When the blade cuts correctly, kiru oto, the characteristic whip-like whooshing sound, is created. The sharper that sound, the cleaner the path. Learn how to initiate a cut correctly so that you can follow the sword’s preferred path, and listen for this telltale sign.

Announcements Training notes

Online training

Change comes fast. Yesterday our governor ordered all fitness centers (including health clubs, health spas, gyms, aquatic centers, and self-defense schools) in Maryland closed to the general public (with the exception of certain child care services). So for the time being we are moving our training online! We had our first online class tonight, continuing with the iaijutsu (sword drawing and cutting techniques) section we had switched to on Sunday.

With iaijutsu the ability to move quickly without holding tension in one’s body is paramount. Grip and power are applied during cuts, and then the body must return to a controlled relaxed state. Patience in the mind and the body is key.

This is good training for these times.


Adapting to fit the times

As of today, the situation in Baltimore vis à vis the CoVID-19 / SARS-CoV-2 pandemic is holding steady and while many people are hastening to prepare themselves and their homes and workplaces we have not yet seen the cases in Maryland overwhelm our hospitals and health care system here. That all could change quickly though as the virus is known to spread ahead of symptoms, and in my opinion the socially responsible thing to do is to take measures to mitigate the risks and to follow recommended guidelines to lessen the chances of spreading.

Within the Jinenkan we have lots of material from the ryuha (our lineages) that doesn’t require personal contact or to even be close to one another. Also our dojo space in Baltimore is large enough (and we as instructors and students are few enough) that we can gather there and still keep a proper distance from one another (i.e., we can maintain the recommended 6′ separation during dojo time and training). The space also has proper facilities for hand washing before and after training, etc.

So after communicating to our students about new dojo hygiene protocols, we began to train in a different section of our ongoing bikenjutsu work and changed our focus to iaijutsu (sword drawing techniques and cutting practices). Stay tuned for more training notes on iaijutsu.

Training notes

To follow or not to follow the kata

Fukuro shinai – a leather-covered bamboo training weapon used for bikenjutsu

Great class on Tuesday night!
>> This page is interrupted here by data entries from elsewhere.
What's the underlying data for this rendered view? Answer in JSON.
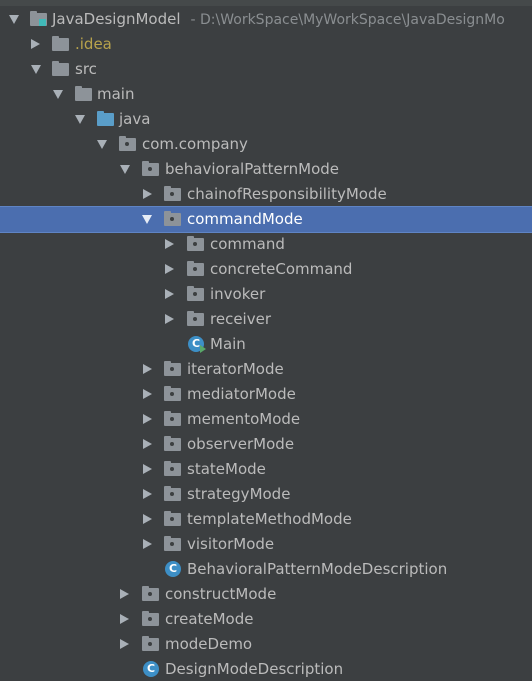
{
  "tree": {
    "root": {
      "label": "JavaDesignModel",
      "path": "- D:\\WorkSpace\\MyWorkSpace\\JavaDesignMo"
    },
    "nodes": [
      {
        "label": ".idea"
      },
      {
        "label": "src"
      },
      {
        "label": "main"
      },
      {
        "label": "java"
      },
      {
        "label": "com.company"
      },
      {
        "label": "behavioralPatternMode"
      },
      {
        "label": "chainofResponsibilityMode"
      },
      {
        "label": "commandMode"
      },
      {
        "label": "command"
      },
      {
        "label": "concreteCommand"
      },
      {
        "label": "invoker"
      },
      {
        "label": "receiver"
      },
      {
        "label": "Main"
      },
      {
        "label": "iteratorMode"
      },
      {
        "label": "mediatorMode"
      },
      {
        "label": "mementoMode"
      },
      {
        "label": "observerMode"
      },
      {
        "label": "stateMode"
      },
      {
        "label": "strategyMode"
      },
      {
        "label": "templateMethodMode"
      },
      {
        "label": "visitorMode"
      },
      {
        "label": "BehavioralPatternModeDescription"
      },
      {
        "label": "constructMode"
      },
      {
        "label": "createMode"
      },
      {
        "label": "modeDemo"
      },
      {
        "label": "DesignModeDescription"
      }
    ],
    "selected": "commandMode"
  },
  "icons": {
    "class_letter": "C"
  },
  "colors": {
    "background": "#3c3f41",
    "selection": "#4b6eaf",
    "text": "#bbbbbb",
    "class_icon": "#3d8fc6",
    "source_folder": "#5a9ec9"
  }
}
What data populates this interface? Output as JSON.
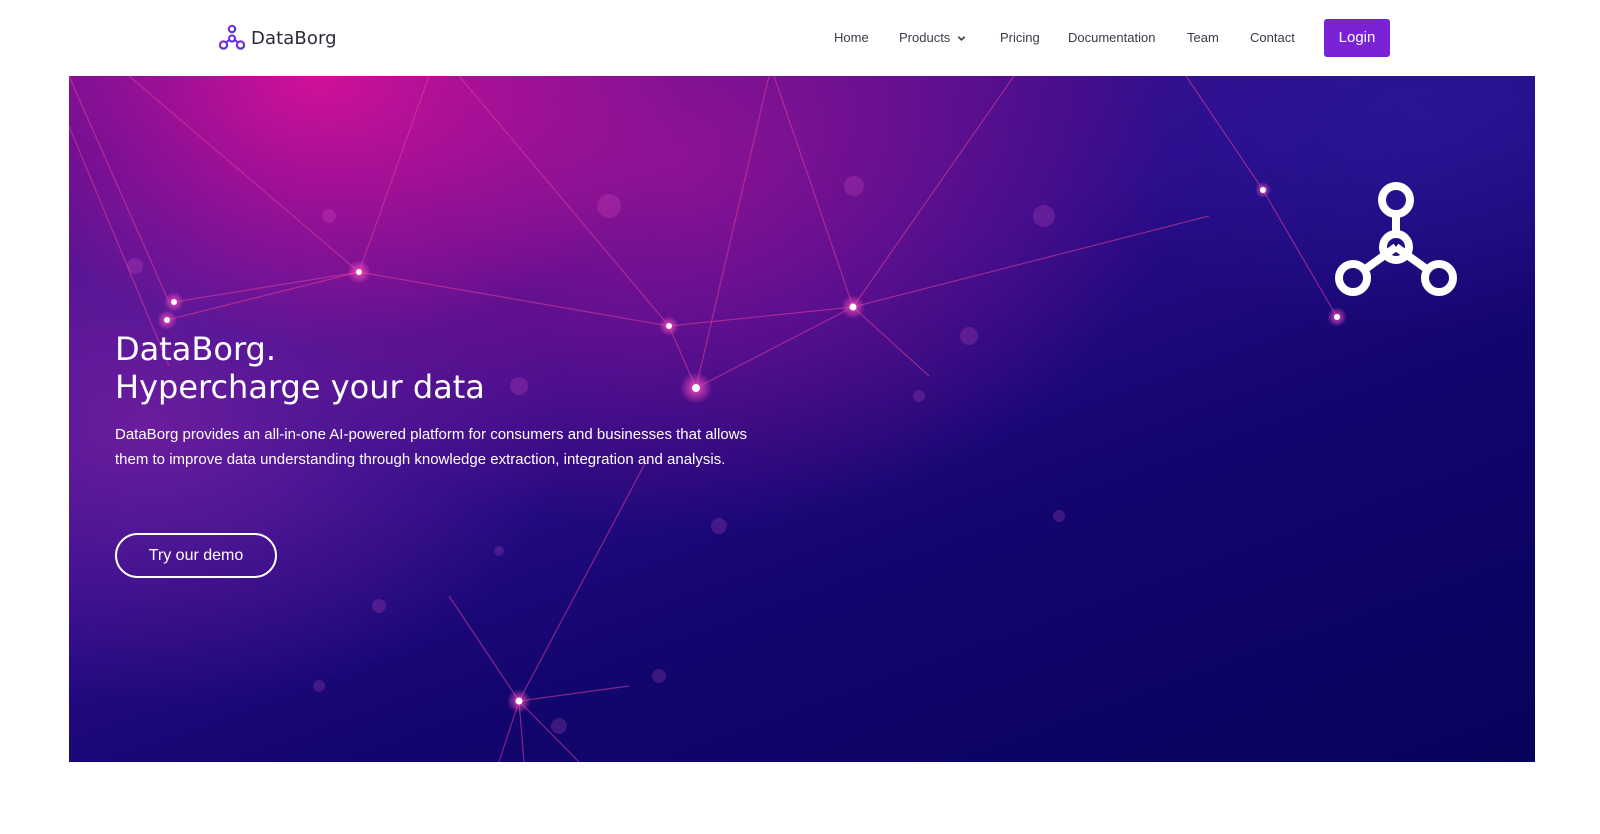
{
  "header": {
    "brand_name": "DataBorg",
    "nav": [
      {
        "label": "Home"
      },
      {
        "label": "Products"
      },
      {
        "label": "Pricing"
      },
      {
        "label": "Documentation"
      },
      {
        "label": "Team"
      },
      {
        "label": "Contact"
      }
    ],
    "login_label": "Login"
  },
  "hero": {
    "title_line1": "DataBorg.",
    "title_line2": "Hypercharge your data",
    "description": "DataBorg provides an all-in-one AI-powered platform for consumers and businesses that allows them to improve data understanding through knowledge extraction, integration and analysis.",
    "cta_label": "Try our demo"
  },
  "icons": {
    "brand_logo": "network-nodes-icon",
    "products_dropdown": "chevron-down-icon",
    "hero_logo": "network-nodes-icon"
  },
  "colors": {
    "accent": "#7c22d6",
    "hero_pink": "#d6109a",
    "hero_navy": "#07035a",
    "nav_text": "#3b3b48"
  }
}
Continuing our focus on bikenjutsu we spent some time exploring two training methods, which early on in one’s training can look very different from one another. The first is the method of following kata, which trains one’s body in fundamental movements that may not feel natural, graceful, or even effective when one is first practicing them. But over time the body comes to understand these movements and they then add naturally to one’s ability. However it is important to not be “stuck” in the kata, and instead to have free and natural movement. So the second is the method of free training (leading to ran dori), where the goal is to achieve a certain outcome without being bound to the kata. In this method one practices what they can personally do best at this point in time to achieve the goal (e.g., in bikenjutsu the goal may be to create an opening and land a clean cut from a particular kamae). The outcome is what’s important, but how one moves one’s feet or which side one enters from, etc., are not defined. Both methods help progress learning and should be used, but one should always be clear about which method is being trained so that unrealistic or sloppy movement is not excused as just being part of the other paradigm’s method. As training progresses and fundamental movements from the kata become more ingrained and natural, these two practices converge.


Welcome to the new Ryusui Dojo website!

2020 is rolling along, I am settled in now from my relocation back to the USA, and Oshi Take and I are busy planning what’s next for Ryusui Dojo. Everyone in the dojo is progressing nicely with our focus on bikenjutsu, and we will continue to break out of the fundamentals and expand our natural movement. Check back here for class training notes and observations!

— For information on Jinenkan training or how to become a Jinenkan member, please send email to